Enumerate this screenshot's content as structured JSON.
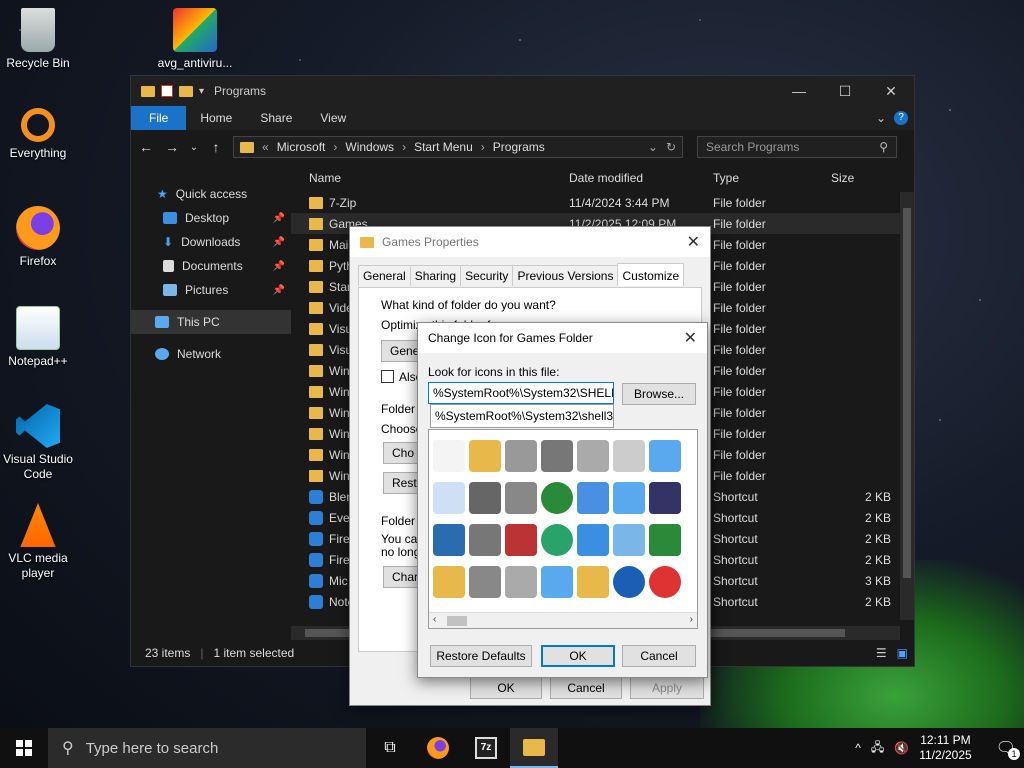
{
  "desktop": {
    "icons": [
      {
        "label": "Recycle Bin"
      },
      {
        "label": "avg_antiviru..."
      },
      {
        "label": "Everything"
      },
      {
        "label": "Firefox"
      },
      {
        "label": "Notepad++"
      },
      {
        "label": "Visual Studio Code"
      },
      {
        "label": "VLC media player"
      }
    ]
  },
  "explorer": {
    "title": "Programs",
    "ribbon_tabs": [
      "File",
      "Home",
      "Share",
      "View"
    ],
    "address": [
      "Microsoft",
      "Windows",
      "Start Menu",
      "Programs"
    ],
    "search_placeholder": "Search Programs",
    "nav": {
      "quick_access": "Quick access",
      "items": [
        "Desktop",
        "Downloads",
        "Documents",
        "Pictures"
      ],
      "this_pc": "This PC",
      "network": "Network"
    },
    "columns": [
      "Name",
      "Date modified",
      "Type",
      "Size"
    ],
    "rows": [
      {
        "name": "7-Zip",
        "date": "11/4/2024 3:44 PM",
        "type": "File folder",
        "size": ""
      },
      {
        "name": "Games",
        "date": "11/2/2025 12:09 PM",
        "type": "File folder",
        "size": ""
      },
      {
        "name": "Mai",
        "date": "",
        "type": "File folder",
        "size": ""
      },
      {
        "name": "Pyth",
        "date": "",
        "type": "File folder",
        "size": ""
      },
      {
        "name": "Star",
        "date": "",
        "type": "File folder",
        "size": ""
      },
      {
        "name": "Vide",
        "date": "",
        "type": "File folder",
        "size": ""
      },
      {
        "name": "Visu",
        "date": "",
        "type": "File folder",
        "size": ""
      },
      {
        "name": "Visu",
        "date": "",
        "type": "File folder",
        "size": ""
      },
      {
        "name": "Win",
        "date": "",
        "type": "File folder",
        "size": ""
      },
      {
        "name": "Win",
        "date": "",
        "type": "File folder",
        "size": ""
      },
      {
        "name": "Win",
        "date": "",
        "type": "File folder",
        "size": ""
      },
      {
        "name": "Win",
        "date": "",
        "type": "File folder",
        "size": ""
      },
      {
        "name": "Win",
        "date": "",
        "type": "File folder",
        "size": ""
      },
      {
        "name": "Win",
        "date": "",
        "type": "File folder",
        "size": ""
      },
      {
        "name": "Blen",
        "date": "",
        "type": "Shortcut",
        "size": "2 KB"
      },
      {
        "name": "Ever",
        "date": "",
        "type": "Shortcut",
        "size": "2 KB"
      },
      {
        "name": "Firef",
        "date": "",
        "type": "Shortcut",
        "size": "2 KB"
      },
      {
        "name": "Firef",
        "date": "",
        "type": "Shortcut",
        "size": "2 KB"
      },
      {
        "name": "Mic",
        "date": "",
        "type": "Shortcut",
        "size": "3 KB"
      },
      {
        "name": "Note",
        "date": "",
        "type": "Shortcut",
        "size": "2 KB"
      }
    ],
    "status_items": "23 items",
    "status_selected": "1 item selected"
  },
  "properties": {
    "title": "Games Properties",
    "tabs": [
      "General",
      "Sharing",
      "Security",
      "Previous Versions",
      "Customize"
    ],
    "q1": "What kind of folder do you want?",
    "optimize": "Optimize this folder for:",
    "dropdown": "Genera",
    "also": "Also",
    "folder_pictures": "Folder p",
    "choose": "Choose",
    "choose_btn": "Cho",
    "restore_btn": "Resto",
    "folder_icons": "Folder ic",
    "you_can": "You car",
    "no_longer": "no longe",
    "change_btn": "Char",
    "ok": "OK",
    "cancel": "Cancel",
    "apply": "Apply"
  },
  "change_icon": {
    "title": "Change Icon for Games Folder",
    "label": "Look for icons in this file:",
    "path": "%SystemRoot%\\System32\\SHELL32",
    "suggestion": "%SystemRoot%\\System32\\shell32",
    "browse": "Browse...",
    "restore_defaults": "Restore Defaults",
    "ok": "OK",
    "cancel": "Cancel"
  },
  "taskbar": {
    "search_placeholder": "Type here to search",
    "time": "12:11 PM",
    "date": "11/2/2025",
    "notif_count": "1"
  }
}
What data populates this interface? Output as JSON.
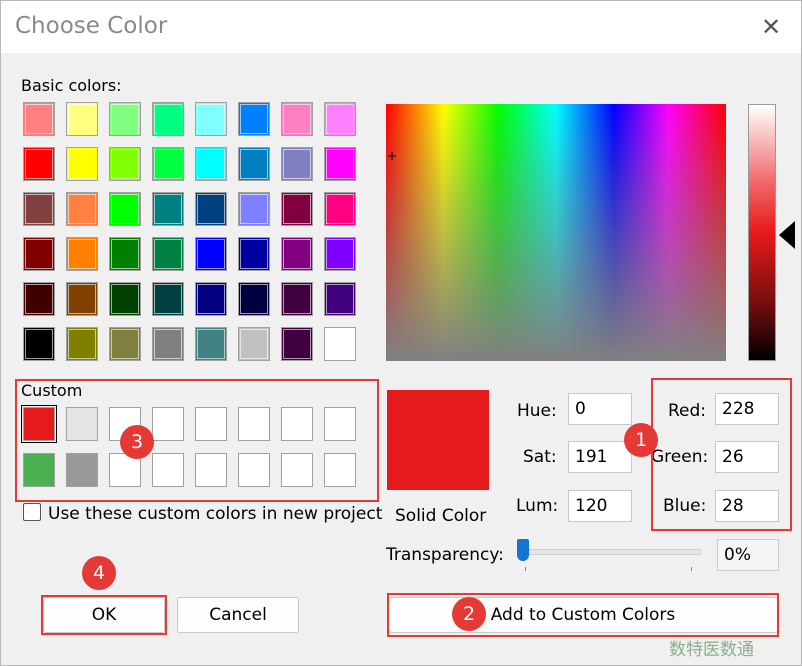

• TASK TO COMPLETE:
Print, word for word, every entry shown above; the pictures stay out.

• WRITTEN ANSWER:
Enumerate this screenshot's content as structured JSON.
{
  "desktop": {
    "icons": [
      {
        "label": "Recycle Bin"
      },
      {
        "label": "avg_antiviru..."
      },
      {
        "label": "Everything"
      },
      {
        "label": "Firefox"
      },
      {
        "label": "Notepad++"
      },
      {
        "label": "Visual Studio Code"
      },
      {
        "label": "VLC media player"
      }
    ]
  },
  "explorer": {
    "title": "Programs",
    "ribbon_tabs": [
      "File",
      "Home",
      "Share",
      "View"
    ],
    "address": [
      "Microsoft",
      "Windows",
      "Start Menu",
      "Programs"
    ],
    "search_placeholder": "Search Programs",
    "nav": {
      "quick_access": "Quick access",
      "items": [
        "Desktop",
        "Downloads",
        "Documents",
        "Pictures"
      ],
      "this_pc": "This PC",
      "network": "Network"
    },
    "columns": [
      "Name",
      "Date modified",
      "Type",
      "Size"
    ],
    "rows": [
      {
        "name": "7-Zip",
        "date": "11/4/2024 3:44 PM",
        "type": "File folder",
        "size": ""
      },
      {
        "name": "Games",
        "date": "11/2/2025 12:09 PM",
        "type": "File folder",
        "size": ""
      },
      {
        "name": "Mai",
        "date": "",
        "type": "File folder",
        "size": ""
      },
      {
        "name": "Pyth",
        "date": "",
        "type": "File folder",
        "size": ""
      },
      {
        "name": "Star",
        "date": "",
        "type": "File folder",
        "size": ""
      },
      {
        "name": "Vide",
        "date": "",
        "type": "File folder",
        "size": ""
      },
      {
        "name": "Visu",
        "date": "",
        "type": "File folder",
        "size": ""
      },
      {
        "name": "Visu",
        "date": "",
        "type": "File folder",
        "size": ""
      },
      {
        "name": "Win",
        "date": "",
        "type": "File folder",
        "size": ""
      },
      {
        "name": "Win",
        "date": "",
        "type": "File folder",
        "size": ""
      },
      {
        "name": "Win",
        "date": "",
        "type": "File folder",
        "size": ""
      },
      {
        "name": "Win",
        "date": "",
        "type": "File folder",
        "size": ""
      },
      {
        "name": "Win",
        "date": "",
        "type": "File folder",
        "size": ""
      },
      {
        "name": "Win",
        "date": "",
        "type": "File folder",
        "size": ""
      },
      {
        "name": "Blen",
        "date": "",
        "type": "Shortcut",
        "size": "2 KB"
      },
      {
        "name": "Ever",
        "date": "",
        "type": "Shortcut",
        "size": "2 KB"
      },
      {
        "name": "Firef",
        "date": "",
        "type": "Shortcut",
        "size": "2 KB"
      },
      {
        "name": "Firef",
        "date": "",
        "type": "Shortcut",
        "size": "2 KB"
      },
      {
        "name": "Mic",
        "date": "",
        "type": "Shortcut",
        "size": "3 KB"
      },
      {
        "name": "Note",
        "date": "",
        "type": "Shortcut",
        "size": "2 KB"
      }
    ],
    "status_items": "23 items",
    "status_selected": "1 item selected"
  },
  "properties": {
    "title": "Games Properties",
    "tabs": [
      "General",
      "Sharing",
      "Security",
      "Previous Versions",
      "Customize"
    ],
    "q1": "What kind of folder do you want?",
    "optimize": "Optimize this folder for:",
    "dropdown": "Genera",
    "also": "Also",
    "folder_pictures": "Folder p",
    "choose": "Choose",
    "choose_btn": "Cho",
    "restore_btn": "Resto",
    "folder_icons": "Folder ic",
    "you_can": "You car",
    "no_longer": "no longe",
    "change_btn": "Char",
    "ok": "OK",
    "cancel": "Cancel",
    "apply": "Apply"
  },
  "change_icon": {
    "title": "Change Icon for Games Folder",
    "label": "Look for icons in this file:",
    "path": "%SystemRoot%\\System32\\SHELL32",
    "suggestion": "%SystemRoot%\\System32\\shell32",
    "browse": "Browse...",
    "restore_defaults": "Restore Defaults",
    "ok": "OK",
    "cancel": "Cancel"
  },
  "taskbar": {
    "search_placeholder": "Type here to search",
    "time": "12:11 PM",
    "date": "11/2/2025",
    "notif_count": "1"
  }
}
What data populates this interface? Output as JSON.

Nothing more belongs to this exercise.